──────── Data for this exercise

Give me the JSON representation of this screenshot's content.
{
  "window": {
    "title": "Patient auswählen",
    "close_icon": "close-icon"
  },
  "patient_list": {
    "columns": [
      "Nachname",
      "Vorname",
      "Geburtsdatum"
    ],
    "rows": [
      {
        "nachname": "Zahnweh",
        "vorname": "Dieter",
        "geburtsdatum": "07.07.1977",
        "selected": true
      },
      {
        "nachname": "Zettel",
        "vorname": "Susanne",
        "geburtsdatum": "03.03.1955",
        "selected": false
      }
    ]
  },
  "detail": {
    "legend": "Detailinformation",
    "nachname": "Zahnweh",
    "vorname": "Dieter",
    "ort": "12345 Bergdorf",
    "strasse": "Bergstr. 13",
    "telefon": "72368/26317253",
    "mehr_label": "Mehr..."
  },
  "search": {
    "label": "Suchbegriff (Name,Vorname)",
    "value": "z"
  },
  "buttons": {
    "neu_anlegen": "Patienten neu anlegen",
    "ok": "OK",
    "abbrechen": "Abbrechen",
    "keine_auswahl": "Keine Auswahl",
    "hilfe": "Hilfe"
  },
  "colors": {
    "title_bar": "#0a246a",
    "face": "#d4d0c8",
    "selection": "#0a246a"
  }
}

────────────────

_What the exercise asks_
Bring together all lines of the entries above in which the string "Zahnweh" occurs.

_Response to the task_
        "nachname": "Zahnweh",
    "nachname": "Zahnweh",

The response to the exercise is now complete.